Study of a Rooster Statue
Charcoal on Paper
24 ¾ x 19 in.; 62.9 x 48.3 in.
Gift of Charles Lisanby
This drawing is a sketch of a rooster statue that sat in Charles’ New York apartment during the 1950s and was one of the many items that he and Andy Warhol would sketch together. After their initial introduction in 1955, Charles and Andy immediately became very close friends and began spending a great deal of time together, even departing on a trip around the world together the following summer. The two would often spend their Saturdays and Sundays cooped up in Charles’ apartment sharing ideas and drawing the various found objects that filled it. According to Charles, Warhol’s Rooster with Coca Cola Bottle from 1960, which is now housed in the National Gallery of Scotland, was done from the same statue as this piece.

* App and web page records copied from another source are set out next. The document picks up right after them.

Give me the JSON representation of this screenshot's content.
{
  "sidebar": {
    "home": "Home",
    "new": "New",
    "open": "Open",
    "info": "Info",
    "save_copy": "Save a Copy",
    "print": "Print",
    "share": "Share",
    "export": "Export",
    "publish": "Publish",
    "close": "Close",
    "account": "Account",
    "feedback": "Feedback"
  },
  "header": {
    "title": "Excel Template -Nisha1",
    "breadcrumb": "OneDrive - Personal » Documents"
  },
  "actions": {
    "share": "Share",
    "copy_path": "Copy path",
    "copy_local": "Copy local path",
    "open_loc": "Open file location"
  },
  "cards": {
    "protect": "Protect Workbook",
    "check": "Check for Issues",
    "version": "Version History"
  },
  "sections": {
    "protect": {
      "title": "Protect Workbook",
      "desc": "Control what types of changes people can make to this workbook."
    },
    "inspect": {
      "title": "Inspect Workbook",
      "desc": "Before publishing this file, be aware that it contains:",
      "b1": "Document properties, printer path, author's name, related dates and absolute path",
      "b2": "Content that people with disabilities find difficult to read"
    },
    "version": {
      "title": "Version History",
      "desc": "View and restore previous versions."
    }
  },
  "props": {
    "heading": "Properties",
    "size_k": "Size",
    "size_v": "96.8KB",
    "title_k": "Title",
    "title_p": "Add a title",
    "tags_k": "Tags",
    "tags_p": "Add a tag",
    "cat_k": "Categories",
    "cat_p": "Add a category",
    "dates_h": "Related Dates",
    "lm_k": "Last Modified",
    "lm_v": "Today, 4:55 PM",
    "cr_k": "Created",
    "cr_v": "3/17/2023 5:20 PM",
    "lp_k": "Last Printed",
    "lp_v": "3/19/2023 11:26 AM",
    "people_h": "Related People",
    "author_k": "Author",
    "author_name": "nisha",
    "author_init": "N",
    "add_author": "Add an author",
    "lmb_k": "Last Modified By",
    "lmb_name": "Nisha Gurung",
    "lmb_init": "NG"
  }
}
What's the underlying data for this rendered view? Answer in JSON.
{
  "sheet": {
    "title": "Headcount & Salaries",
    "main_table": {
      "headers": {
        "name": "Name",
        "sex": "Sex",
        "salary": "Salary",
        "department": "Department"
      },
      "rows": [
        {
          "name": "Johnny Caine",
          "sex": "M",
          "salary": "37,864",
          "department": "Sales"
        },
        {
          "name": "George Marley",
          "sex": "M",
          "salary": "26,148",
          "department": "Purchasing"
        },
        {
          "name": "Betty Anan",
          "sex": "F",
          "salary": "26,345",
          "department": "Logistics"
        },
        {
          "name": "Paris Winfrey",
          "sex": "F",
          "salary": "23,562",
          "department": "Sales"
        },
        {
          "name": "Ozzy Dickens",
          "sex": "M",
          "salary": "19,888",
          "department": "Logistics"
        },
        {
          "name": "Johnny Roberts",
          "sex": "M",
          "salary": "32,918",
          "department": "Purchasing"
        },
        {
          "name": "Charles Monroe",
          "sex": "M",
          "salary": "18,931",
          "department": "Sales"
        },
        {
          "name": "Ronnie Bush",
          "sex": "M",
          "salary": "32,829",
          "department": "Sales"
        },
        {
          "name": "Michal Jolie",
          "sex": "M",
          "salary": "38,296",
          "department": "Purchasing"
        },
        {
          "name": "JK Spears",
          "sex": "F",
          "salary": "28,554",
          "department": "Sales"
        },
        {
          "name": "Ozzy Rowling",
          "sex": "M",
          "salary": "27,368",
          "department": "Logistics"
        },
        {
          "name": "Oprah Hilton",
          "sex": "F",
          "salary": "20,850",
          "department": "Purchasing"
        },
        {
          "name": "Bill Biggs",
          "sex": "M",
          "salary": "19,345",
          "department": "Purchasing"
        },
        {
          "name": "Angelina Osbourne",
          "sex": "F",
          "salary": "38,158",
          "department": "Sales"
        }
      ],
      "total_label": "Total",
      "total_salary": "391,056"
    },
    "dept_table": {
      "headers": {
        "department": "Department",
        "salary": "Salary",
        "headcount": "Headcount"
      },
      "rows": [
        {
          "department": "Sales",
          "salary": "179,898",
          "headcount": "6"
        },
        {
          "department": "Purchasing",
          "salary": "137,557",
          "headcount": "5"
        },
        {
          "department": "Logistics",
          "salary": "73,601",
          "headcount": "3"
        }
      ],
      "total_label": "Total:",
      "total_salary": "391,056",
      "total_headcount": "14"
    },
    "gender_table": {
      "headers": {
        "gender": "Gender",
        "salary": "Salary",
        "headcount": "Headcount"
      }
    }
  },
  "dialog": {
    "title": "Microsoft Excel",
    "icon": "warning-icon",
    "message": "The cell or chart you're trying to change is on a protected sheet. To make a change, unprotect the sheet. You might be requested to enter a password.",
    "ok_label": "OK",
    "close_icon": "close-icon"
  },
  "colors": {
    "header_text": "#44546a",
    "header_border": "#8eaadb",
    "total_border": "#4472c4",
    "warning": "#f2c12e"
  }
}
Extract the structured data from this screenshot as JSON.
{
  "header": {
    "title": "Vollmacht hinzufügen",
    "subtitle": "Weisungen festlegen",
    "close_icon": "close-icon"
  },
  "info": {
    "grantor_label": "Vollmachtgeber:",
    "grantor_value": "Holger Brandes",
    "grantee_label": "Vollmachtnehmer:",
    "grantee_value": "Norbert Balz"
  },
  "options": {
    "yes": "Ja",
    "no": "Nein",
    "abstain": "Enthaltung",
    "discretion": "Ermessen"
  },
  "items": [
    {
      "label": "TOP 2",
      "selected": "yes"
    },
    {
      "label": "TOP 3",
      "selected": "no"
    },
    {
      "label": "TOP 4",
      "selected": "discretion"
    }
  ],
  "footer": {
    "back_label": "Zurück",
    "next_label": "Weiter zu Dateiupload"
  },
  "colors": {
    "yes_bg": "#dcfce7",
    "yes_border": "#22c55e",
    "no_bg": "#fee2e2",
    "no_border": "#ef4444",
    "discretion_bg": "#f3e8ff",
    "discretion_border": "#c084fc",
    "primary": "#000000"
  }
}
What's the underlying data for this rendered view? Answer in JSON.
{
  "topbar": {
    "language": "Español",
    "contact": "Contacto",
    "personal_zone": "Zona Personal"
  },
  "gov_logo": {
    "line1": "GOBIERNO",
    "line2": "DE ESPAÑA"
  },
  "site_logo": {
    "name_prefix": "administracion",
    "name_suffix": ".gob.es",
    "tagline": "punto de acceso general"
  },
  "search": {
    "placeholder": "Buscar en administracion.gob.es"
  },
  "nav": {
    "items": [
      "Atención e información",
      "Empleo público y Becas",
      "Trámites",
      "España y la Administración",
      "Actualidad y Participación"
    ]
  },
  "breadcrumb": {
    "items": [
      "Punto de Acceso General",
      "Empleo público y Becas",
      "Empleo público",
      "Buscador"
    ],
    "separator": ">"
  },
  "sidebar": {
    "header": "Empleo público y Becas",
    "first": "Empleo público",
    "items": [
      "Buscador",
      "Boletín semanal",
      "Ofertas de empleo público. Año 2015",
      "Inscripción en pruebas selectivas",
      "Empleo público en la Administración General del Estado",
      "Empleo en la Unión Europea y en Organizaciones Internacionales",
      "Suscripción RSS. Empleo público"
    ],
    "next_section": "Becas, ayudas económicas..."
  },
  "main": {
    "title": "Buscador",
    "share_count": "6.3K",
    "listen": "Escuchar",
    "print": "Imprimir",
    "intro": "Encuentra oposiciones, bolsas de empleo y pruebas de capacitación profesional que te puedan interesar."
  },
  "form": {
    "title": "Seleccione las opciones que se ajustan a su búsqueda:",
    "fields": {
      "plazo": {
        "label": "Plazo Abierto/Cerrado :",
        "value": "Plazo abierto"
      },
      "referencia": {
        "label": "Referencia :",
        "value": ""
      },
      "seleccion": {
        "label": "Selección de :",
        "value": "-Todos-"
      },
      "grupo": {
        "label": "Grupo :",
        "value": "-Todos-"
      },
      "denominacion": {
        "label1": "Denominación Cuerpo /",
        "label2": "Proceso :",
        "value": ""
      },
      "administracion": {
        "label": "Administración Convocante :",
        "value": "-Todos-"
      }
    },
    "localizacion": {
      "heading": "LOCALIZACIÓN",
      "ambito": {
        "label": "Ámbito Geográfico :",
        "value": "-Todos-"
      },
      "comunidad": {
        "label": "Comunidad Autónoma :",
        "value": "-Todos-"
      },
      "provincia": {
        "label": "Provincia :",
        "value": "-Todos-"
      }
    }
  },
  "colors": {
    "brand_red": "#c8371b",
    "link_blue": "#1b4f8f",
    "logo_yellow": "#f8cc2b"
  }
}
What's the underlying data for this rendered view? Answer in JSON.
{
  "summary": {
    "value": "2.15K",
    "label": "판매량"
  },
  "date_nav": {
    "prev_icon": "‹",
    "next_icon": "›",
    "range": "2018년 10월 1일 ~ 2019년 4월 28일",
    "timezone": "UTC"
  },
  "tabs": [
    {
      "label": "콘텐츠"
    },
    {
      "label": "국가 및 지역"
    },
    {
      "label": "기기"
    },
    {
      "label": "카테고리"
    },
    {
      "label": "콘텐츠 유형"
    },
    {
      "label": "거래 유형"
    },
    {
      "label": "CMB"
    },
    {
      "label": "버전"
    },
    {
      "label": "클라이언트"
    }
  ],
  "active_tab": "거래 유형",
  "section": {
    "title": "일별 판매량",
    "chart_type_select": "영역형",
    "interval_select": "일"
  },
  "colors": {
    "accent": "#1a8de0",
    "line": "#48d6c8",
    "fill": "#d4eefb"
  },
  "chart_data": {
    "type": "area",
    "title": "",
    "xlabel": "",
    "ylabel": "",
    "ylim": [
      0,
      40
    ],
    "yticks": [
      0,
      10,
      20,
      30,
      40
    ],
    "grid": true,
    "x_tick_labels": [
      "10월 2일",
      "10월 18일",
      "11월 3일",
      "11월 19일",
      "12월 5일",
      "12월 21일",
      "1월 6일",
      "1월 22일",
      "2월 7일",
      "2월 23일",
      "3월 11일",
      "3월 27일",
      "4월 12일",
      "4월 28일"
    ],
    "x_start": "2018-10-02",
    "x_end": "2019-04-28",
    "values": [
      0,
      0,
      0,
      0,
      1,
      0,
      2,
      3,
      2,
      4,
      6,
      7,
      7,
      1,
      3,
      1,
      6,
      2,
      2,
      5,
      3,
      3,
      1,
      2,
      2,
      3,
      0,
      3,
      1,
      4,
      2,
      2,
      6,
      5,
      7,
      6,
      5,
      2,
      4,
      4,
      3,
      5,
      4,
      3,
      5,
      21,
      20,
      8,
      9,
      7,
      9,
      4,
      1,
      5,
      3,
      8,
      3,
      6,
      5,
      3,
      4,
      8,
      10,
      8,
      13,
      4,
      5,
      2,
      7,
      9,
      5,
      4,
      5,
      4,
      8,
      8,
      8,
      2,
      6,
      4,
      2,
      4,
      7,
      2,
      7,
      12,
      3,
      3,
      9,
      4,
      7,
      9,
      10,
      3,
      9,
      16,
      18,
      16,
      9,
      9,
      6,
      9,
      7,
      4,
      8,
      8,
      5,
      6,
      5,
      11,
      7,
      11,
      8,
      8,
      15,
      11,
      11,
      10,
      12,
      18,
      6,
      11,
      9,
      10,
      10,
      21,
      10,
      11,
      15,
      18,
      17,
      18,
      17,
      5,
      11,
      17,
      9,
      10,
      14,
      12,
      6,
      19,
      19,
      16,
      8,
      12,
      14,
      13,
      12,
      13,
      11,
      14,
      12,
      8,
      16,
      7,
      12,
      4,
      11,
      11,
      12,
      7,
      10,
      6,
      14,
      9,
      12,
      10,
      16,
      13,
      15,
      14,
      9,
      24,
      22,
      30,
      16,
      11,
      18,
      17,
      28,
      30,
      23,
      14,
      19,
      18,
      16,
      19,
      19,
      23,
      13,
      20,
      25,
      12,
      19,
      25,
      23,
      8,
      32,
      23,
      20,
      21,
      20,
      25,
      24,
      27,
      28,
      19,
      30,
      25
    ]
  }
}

Studying Charles and Andy’s different interpretations of this statue illuminates two very distinct styles of drawing, and indeed two mutually exclusive artistic philosophies. Charles, on the one hand, builds the rooster carefully from short strokes that mirror the way most laypersons would draw. Andy’s rooster, on the other hand, is built from rigid, regular, wholly depersonalized lines that create a commodified aesthetic he aimed for in all of his art. This divergence in artistic philosophies—Charles being much more conservative and refined compared to Andy’s stark, simple, modern aesthetic—would prove to be one major factor behind their eventual rift.